We All Want To
Come Up Invisible
11 Track, LP (2012, Plus One)
Related: We All Want To.
How did it take me this long to notice that Tim Steward sounds a bit like Bob Dylan? Not all the time, obviously, but there are moments in ‘Ramp Up the Bleeding’, the opening song on Come Up Invisible, where the former frontman of Screamfeeder sounds super Dylan-ish. He’s singing commands like “Stop writing letters to yourself, you’re never gonna read ’em” and “Stop caressing your phone” like a cranky man who is out of his time. It’s the passionate rant that the guy who hates social media will launch into if you get enough drinks in him, only here it’s actually worth listening to. After a few minutes of that, Steward plays some gentle acoustic guitar accompanied by what I think is whalesong, and flute played by Skye Staniford, the second singer-songwriter of We All Want To. Then Josh Thomson crashes in with his fuzzing electric guitar like a mini-me Sonic Youth while Staniford’s flute becomes increasingly atonal and urgent.
Come Up Invisible is a bit like that. The songs are often simple and straightforward, and Steward plays a fair bit of acoustic. But then in comes the rest of the band – as well as those mentioned above, there’s Dan McNaulty on drums, Ben Thomson on bass and a variety of guests on everything from viola to Omnichord – to kick out the jams.
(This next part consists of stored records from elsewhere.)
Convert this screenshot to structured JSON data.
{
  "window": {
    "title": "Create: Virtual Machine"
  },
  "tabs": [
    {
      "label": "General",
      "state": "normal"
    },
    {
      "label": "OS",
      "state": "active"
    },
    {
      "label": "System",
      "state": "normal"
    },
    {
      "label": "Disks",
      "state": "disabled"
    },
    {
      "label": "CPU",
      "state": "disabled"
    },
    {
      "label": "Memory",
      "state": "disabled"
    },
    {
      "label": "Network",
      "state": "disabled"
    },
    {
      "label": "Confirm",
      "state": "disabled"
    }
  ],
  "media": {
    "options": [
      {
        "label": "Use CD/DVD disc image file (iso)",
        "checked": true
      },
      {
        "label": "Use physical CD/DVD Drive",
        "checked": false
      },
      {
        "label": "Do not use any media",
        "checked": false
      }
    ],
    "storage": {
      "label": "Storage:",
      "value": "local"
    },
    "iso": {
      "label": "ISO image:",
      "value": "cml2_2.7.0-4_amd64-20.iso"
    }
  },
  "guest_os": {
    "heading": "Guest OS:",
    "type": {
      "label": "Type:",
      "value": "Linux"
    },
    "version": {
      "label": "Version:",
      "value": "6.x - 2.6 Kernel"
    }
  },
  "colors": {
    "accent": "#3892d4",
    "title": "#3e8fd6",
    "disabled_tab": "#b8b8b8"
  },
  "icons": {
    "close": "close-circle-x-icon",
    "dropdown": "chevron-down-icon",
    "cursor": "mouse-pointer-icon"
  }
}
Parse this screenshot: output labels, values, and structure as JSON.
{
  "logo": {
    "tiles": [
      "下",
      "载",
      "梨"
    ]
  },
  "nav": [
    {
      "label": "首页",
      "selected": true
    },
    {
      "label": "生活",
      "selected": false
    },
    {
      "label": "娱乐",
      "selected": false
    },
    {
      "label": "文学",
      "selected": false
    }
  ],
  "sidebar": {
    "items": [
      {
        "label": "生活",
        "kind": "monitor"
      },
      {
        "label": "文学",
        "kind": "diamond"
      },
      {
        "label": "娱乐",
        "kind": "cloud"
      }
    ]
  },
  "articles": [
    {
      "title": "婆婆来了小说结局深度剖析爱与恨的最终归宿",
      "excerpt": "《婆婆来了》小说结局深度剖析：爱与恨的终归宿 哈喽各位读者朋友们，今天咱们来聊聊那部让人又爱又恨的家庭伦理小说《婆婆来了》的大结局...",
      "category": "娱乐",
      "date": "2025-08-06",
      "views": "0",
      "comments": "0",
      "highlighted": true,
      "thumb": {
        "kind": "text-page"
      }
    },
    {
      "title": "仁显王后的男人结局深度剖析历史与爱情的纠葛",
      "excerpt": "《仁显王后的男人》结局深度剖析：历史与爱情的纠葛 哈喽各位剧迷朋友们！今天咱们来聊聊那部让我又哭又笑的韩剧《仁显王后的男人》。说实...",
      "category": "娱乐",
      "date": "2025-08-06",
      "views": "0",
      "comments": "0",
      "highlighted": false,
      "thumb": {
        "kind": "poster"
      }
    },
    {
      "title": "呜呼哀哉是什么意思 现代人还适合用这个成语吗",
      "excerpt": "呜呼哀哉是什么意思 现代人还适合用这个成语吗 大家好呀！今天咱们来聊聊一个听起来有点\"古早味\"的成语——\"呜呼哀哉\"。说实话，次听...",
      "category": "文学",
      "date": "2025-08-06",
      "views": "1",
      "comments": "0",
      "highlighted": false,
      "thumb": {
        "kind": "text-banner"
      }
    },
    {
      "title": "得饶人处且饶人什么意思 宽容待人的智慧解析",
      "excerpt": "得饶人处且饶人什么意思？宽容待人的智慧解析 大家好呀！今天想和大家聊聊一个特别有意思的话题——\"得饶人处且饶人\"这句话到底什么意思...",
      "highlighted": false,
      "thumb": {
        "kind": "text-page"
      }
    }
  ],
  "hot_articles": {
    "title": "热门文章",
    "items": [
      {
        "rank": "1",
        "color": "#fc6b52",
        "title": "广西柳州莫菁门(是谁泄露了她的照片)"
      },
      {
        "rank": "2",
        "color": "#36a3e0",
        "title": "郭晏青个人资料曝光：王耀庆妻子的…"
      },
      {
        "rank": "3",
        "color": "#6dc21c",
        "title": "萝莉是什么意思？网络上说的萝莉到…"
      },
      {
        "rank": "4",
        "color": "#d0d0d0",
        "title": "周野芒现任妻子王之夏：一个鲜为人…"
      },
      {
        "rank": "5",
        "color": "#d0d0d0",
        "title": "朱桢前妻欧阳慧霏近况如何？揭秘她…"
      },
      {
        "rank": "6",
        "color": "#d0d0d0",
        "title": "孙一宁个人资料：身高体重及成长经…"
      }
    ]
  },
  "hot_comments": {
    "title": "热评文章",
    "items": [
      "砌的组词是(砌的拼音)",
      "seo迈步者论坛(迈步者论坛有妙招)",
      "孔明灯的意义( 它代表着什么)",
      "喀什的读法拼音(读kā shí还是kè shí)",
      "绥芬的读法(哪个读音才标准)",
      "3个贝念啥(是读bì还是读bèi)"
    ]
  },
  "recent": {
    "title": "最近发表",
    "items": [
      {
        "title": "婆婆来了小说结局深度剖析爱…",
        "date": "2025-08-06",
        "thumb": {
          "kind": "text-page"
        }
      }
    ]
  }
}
Well, in as much as it is possible for jams to be kicked out with a viola.
One of Steward’s, ‘Where Sleeping Ends’ is the kind of song that narrates a character’s life from beginning to end. How many songs are there with a lyric about being born in an unusual circumstance, whether in the back of a taxi or on a bed of hay on Valentine’s Day? Somebody make a list. They’re always full of fanciful details – in ‘Where Sleeping Ends’ it’s a wife with scales and tails and kids who are twins with fins – but no matter how surreal they are, there’s a definite feeling of sadness as the inevitable death at their ending draws closer.
There are a couple more character sagas on Come Up Invisible. The album’s title comes from ‘Firefighter’, told from the perspective of a down-and-out woman who may be broke but won’t give up. It has a stumblebum saxophone solo I quite like. ‘Before the Accident’ turns the story of someone falling out of a window and suffering partial amnesia into a metaphor for the way we inevitably forget things that seem like they matter at the time: “I can’t remember all my kisses”, Steward sings, the guitar developing a wistful country twang.
These portraits of broken people – which are excellent and I hope to see more of in whatever We All Want To do next – are in contrast to a couple of Staniford’s more personal and less melancholy songs. ‘Automatic’ turns not being able to drive cars with manual gears into an appreciation of the simple things in life, set to more of that fuzz guitar and tambourine. It’s twee, but in the best possible way. ‘Shine’ is one of the most pop songs here, as much about being the best you can be as you’d expect from a song called ‘Shine’. It builds to another of those huge climaxes where you’re forcefully reminded that there are more than two people in this band and they like to cut loose sometimes.
That cutting loose sounds spontaneous and playful. You get the feeling there weren’t a lot of retakes during this album’s recording and amusing mistakes were just waved on through. In ‘We’re Not Perfect’ Staniford sings, “We’re not perfect, but parts of us are excellent.” I would agree with that.
by Jody Macgregor